### WHAT THE TASK REQUIRES
An exact printout of all the entries is required.

### DATA UNDER STUDY
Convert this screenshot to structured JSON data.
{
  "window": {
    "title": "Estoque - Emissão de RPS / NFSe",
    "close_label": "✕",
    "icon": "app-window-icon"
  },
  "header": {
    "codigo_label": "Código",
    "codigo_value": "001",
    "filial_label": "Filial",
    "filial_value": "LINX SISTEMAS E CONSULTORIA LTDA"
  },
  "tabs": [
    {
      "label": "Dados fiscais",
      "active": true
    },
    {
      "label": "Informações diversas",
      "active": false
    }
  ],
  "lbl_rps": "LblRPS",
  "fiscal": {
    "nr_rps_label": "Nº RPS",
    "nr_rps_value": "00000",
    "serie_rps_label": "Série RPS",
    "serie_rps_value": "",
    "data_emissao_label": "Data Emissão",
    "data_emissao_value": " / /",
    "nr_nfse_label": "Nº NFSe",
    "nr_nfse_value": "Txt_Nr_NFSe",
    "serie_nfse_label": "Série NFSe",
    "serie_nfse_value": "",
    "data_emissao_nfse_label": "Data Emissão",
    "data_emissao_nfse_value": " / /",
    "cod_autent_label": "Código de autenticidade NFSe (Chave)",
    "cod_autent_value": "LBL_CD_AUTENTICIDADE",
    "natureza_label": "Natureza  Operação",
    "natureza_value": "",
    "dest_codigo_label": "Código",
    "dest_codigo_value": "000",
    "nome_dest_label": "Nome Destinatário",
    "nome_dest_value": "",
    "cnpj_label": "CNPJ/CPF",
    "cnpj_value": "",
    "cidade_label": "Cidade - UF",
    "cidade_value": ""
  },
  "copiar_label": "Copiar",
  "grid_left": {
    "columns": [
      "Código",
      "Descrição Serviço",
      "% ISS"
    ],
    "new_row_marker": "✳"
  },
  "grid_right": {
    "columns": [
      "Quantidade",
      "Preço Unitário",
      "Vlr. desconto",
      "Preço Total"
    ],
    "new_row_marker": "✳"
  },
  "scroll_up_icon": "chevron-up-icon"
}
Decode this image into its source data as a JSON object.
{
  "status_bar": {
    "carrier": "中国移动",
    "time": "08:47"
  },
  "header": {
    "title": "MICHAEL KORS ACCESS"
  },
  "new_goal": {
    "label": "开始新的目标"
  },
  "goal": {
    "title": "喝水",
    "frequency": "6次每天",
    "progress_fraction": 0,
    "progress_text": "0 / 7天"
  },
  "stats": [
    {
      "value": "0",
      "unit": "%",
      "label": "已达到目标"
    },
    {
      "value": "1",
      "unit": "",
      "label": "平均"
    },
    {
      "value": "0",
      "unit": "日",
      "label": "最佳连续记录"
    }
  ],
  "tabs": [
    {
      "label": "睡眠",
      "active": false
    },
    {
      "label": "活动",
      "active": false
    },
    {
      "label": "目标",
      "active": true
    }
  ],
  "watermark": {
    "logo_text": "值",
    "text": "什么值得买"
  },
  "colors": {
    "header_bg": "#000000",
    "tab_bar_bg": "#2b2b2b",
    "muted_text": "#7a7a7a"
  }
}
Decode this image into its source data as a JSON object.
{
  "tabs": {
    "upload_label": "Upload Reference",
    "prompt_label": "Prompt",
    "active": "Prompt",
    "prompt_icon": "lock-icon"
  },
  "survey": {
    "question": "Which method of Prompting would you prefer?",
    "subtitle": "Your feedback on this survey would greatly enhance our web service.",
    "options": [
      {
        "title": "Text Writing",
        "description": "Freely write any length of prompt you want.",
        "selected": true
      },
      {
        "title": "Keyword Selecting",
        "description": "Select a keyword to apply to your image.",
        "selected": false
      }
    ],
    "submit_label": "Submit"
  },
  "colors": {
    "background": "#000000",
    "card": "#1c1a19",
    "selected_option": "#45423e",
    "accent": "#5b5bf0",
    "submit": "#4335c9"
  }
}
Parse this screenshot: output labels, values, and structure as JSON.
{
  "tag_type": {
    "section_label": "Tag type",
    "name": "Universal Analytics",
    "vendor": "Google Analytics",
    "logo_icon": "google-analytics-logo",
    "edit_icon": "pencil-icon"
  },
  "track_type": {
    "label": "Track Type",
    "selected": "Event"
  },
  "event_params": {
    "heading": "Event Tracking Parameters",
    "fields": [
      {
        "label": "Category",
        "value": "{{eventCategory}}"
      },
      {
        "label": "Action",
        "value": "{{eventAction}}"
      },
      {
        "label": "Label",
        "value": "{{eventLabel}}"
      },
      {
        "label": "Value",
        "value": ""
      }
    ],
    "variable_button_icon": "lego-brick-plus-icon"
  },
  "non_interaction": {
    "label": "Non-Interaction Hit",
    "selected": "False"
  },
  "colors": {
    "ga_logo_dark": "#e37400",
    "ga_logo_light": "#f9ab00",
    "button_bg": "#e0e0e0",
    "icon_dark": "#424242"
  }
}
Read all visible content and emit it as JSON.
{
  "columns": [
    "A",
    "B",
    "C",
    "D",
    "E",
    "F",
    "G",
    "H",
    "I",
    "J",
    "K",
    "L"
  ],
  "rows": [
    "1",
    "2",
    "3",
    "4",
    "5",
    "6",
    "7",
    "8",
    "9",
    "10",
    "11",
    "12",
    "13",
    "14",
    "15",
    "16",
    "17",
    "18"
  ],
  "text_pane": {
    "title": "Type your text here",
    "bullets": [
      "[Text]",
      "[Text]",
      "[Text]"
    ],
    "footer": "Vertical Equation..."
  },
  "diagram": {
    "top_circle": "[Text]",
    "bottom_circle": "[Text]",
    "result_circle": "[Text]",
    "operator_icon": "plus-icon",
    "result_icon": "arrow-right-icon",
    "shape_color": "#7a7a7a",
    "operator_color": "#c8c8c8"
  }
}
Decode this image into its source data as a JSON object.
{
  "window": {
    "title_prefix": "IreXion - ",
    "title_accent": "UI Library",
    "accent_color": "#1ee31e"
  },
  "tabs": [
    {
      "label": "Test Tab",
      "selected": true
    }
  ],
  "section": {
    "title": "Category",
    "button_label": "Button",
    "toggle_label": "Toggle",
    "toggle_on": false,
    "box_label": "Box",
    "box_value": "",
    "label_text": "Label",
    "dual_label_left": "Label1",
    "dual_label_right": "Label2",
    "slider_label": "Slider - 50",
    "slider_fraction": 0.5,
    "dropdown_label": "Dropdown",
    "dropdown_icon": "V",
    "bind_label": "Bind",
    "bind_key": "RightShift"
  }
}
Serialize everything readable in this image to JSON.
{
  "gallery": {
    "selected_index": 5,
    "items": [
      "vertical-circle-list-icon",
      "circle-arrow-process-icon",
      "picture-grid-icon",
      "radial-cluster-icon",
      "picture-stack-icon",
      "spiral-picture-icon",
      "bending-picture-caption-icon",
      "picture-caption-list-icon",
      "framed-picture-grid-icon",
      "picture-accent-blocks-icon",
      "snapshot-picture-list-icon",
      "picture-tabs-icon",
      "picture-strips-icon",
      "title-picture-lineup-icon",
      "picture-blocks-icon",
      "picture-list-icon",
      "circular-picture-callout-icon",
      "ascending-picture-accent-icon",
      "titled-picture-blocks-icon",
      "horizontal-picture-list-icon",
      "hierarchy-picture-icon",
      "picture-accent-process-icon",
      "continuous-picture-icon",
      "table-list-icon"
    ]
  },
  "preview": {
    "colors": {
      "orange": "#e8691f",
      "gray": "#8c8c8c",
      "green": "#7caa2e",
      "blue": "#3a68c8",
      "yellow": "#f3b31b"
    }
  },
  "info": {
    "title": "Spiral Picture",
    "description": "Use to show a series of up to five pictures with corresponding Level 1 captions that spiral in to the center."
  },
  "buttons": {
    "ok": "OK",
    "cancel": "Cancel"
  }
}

### RESPONSE TO THE EXERCISE
Convert this screenshot to structured JSON data.
{
  "window": {
    "title": "Estoque - Emissão de RPS / NFSe",
    "close_label": "✕",
    "icon": "app-window-icon"
  },
  "header": {
    "codigo_label": "Código",
    "codigo_value": "001",
    "filial_label": "Filial",
    "filial_value": "LINX SISTEMAS E CONSULTORIA LTDA"
  },
  "tabs": [
    {
      "label": "Dados fiscais",
      "active": true
    },
    {
      "label": "Informações diversas",
      "active": false
    }
  ],
  "lbl_rps": "LblRPS",
  "fiscal": {
    "nr_rps_label": "Nº RPS",
    "nr_rps_value": "00000",
    "serie_rps_label": "Série RPS",
    "serie_rps_value": "",
    "data_emissao_label": "Data Emissão",
    "data_emissao_value": " / /",
    "nr_nfse_label": "Nº NFSe",
    "nr_nfse_value": "Txt_Nr_NFSe",
    "serie_nfse_label": "Série NFSe",
    "serie_nfse_value": "",
    "data_emissao_nfse_label": "Data Emissão",
    "data_emissao_nfse_value": " / /",
    "cod_autent_label": "Código de autenticidade NFSe (Chave)",
    "cod_autent_value": "LBL_CD_AUTENTICIDADE",
    "natureza_label": "Natureza  Operação",
    "natureza_value": "",
    "dest_codigo_label": "Código",
    "dest_codigo_value": "000",
    "nome_dest_label": "Nome Destinatário",
    "nome_dest_value": "",
    "cnpj_label": "CNPJ/CPF",
    "cnpj_value": "",
    "cidade_label": "Cidade - UF",
    "cidade_value": ""
  },
  "copiar_label": "Copiar",
  "grid_left": {
    "columns": [
      "Código",
      "Descrição Serviço",
      "% ISS"
    ],
    "new_row_marker": "✳"
  },
  "grid_right": {
    "columns": [
      "Quantidade",
      "Preço Unitário",
      "Vlr. desconto",
      "Preço Total"
    ],
    "new_row_marker": "✳"
  },
  "scroll_up_icon": "chevron-up-icon"
}
Decode this image into its source data as a JSON object.
{
  "status_bar": {
    "carrier": "中国移动",
    "time": "08:47"
  },
  "header": {
    "title": "MICHAEL KORS ACCESS"
  },
  "new_goal": {
    "label": "开始新的目标"
  },
  "goal": {
    "title": "喝水",
    "frequency": "6次每天",
    "progress_fraction": 0,
    "progress_text": "0 / 7天"
  },
  "stats": [
    {
      "value": "0",
      "unit": "%",
      "label": "已达到目标"
    },
    {
      "value": "1",
      "unit": "",
      "label": "平均"
    },
    {
      "value": "0",
      "unit": "日",
      "label": "最佳连续记录"
    }
  ],
  "tabs": [
    {
      "label": "睡眠",
      "active": false
    },
    {
      "label": "活动",
      "active": false
    },
    {
      "label": "目标",
      "active": true
    }
  ],
  "watermark": {
    "logo_text": "值",
    "text": "什么值得买"
  },
  "colors": {
    "header_bg": "#000000",
    "tab_bar_bg": "#2b2b2b",
    "muted_text": "#7a7a7a"
  }
}
Decode this image into its source data as a JSON object.
{
  "tabs": {
    "upload_label": "Upload Reference",
    "prompt_label": "Prompt",
    "active": "Prompt",
    "prompt_icon": "lock-icon"
  },
  "survey": {
    "question": "Which method of Prompting would you prefer?",
    "subtitle": "Your feedback on this survey would greatly enhance our web service.",
    "options": [
      {
        "title": "Text Writing",
        "description": "Freely write any length of prompt you want.",
        "selected": true
      },
      {
        "title": "Keyword Selecting",
        "description": "Select a keyword to apply to your image.",
        "selected": false
      }
    ],
    "submit_label": "Submit"
  },
  "colors": {
    "background": "#000000",
    "card": "#1c1a19",
    "selected_option": "#45423e",
    "accent": "#5b5bf0",
    "submit": "#4335c9"
  }
}
Parse this screenshot: output labels, values, and structure as JSON.
{
  "tag_type": {
    "section_label": "Tag type",
    "name": "Universal Analytics",
    "vendor": "Google Analytics",
    "logo_icon": "google-analytics-logo",
    "edit_icon": "pencil-icon"
  },
  "track_type": {
    "label": "Track Type",
    "selected": "Event"
  },
  "event_params": {
    "heading": "Event Tracking Parameters",
    "fields": [
      {
        "label": "Category",
        "value": "{{eventCategory}}"
      },
      {
        "label": "Action",
        "value": "{{eventAction}}"
      },
      {
        "label": "Label",
        "value": "{{eventLabel}}"
      },
      {
        "label": "Value",
        "value": ""
      }
    ],
    "variable_button_icon": "lego-brick-plus-icon"
  },
  "non_interaction": {
    "label": "Non-Interaction Hit",
    "selected": "False"
  },
  "colors": {
    "ga_logo_dark": "#e37400",
    "ga_logo_light": "#f9ab00",
    "button_bg": "#e0e0e0",
    "icon_dark": "#424242"
  }
}
Read all visible content and emit it as JSON.
{
  "columns": [
    "A",
    "B",
    "C",
    "D",
    "E",
    "F",
    "G",
    "H",
    "I",
    "J",
    "K",
    "L"
  ],
  "rows": [
    "1",
    "2",
    "3",
    "4",
    "5",
    "6",
    "7",
    "8",
    "9",
    "10",
    "11",
    "12",
    "13",
    "14",
    "15",
    "16",
    "17",
    "18"
  ],
  "text_pane": {
    "title": "Type your text here",
    "bullets": [
      "[Text]",
      "[Text]",
      "[Text]"
    ],
    "footer": "Vertical Equation..."
  },
  "diagram": {
    "top_circle": "[Text]",
    "bottom_circle": "[Text]",
    "result_circle": "[Text]",
    "operator_icon": "plus-icon",
    "result_icon": "arrow-right-icon",
    "shape_color": "#7a7a7a",
    "operator_color": "#c8c8c8"
  }
}
Decode this image into its source data as a JSON object.
{
  "window": {
    "title_prefix": "IreXion - ",
    "title_accent": "UI Library",
    "accent_color": "#1ee31e"
  },
  "tabs": [
    {
      "label": "Test Tab",
      "selected": true
    }
  ],
  "section": {
    "title": "Category",
    "button_label": "Button",
    "toggle_label": "Toggle",
    "toggle_on": false,
    "box_label": "Box",
    "box_value": "",
    "label_text": "Label",
    "dual_label_left": "Label1",
    "dual_label_right": "Label2",
    "slider_label": "Slider - 50",
    "slider_fraction": 0.5,
    "dropdown_label": "Dropdown",
    "dropdown_icon": "V",
    "bind_label": "Bind",
    "bind_key": "RightShift"
  }
}
Serialize everything readable in this image to JSON.
{
  "gallery": {
    "selected_index": 5,
    "items": [
      "vertical-circle-list-icon",
      "circle-arrow-process-icon",
      "picture-grid-icon",
      "radial-cluster-icon",
      "picture-stack-icon",
      "spiral-picture-icon",
      "bending-picture-caption-icon",
      "picture-caption-list-icon",
      "framed-picture-grid-icon",
      "picture-accent-blocks-icon",
      "snapshot-picture-list-icon",
      "picture-tabs-icon",
      "picture-strips-icon",
      "title-picture-lineup-icon",
      "picture-blocks-icon",
      "picture-list-icon",
      "circular-picture-callout-icon",
      "ascending-picture-accent-icon",
      "titled-picture-blocks-icon",
      "horizontal-picture-list-icon",
      "hierarchy-picture-icon",
      "picture-accent-process-icon",
      "continuous-picture-icon",
      "table-list-icon"
    ]
  },
  "preview": {
    "colors": {
      "orange": "#e8691f",
      "gray": "#8c8c8c",
      "green": "#7caa2e",
      "blue": "#3a68c8",
      "yellow": "#f3b31b"
    }
  },
  "info": {
    "title": "Spiral Picture",
    "description": "Use to show a series of up to five pictures with corresponding Level 1 captions that spiral in to the center."
  },
  "buttons": {
    "ok": "OK",
    "cancel": "Cancel"
  }
}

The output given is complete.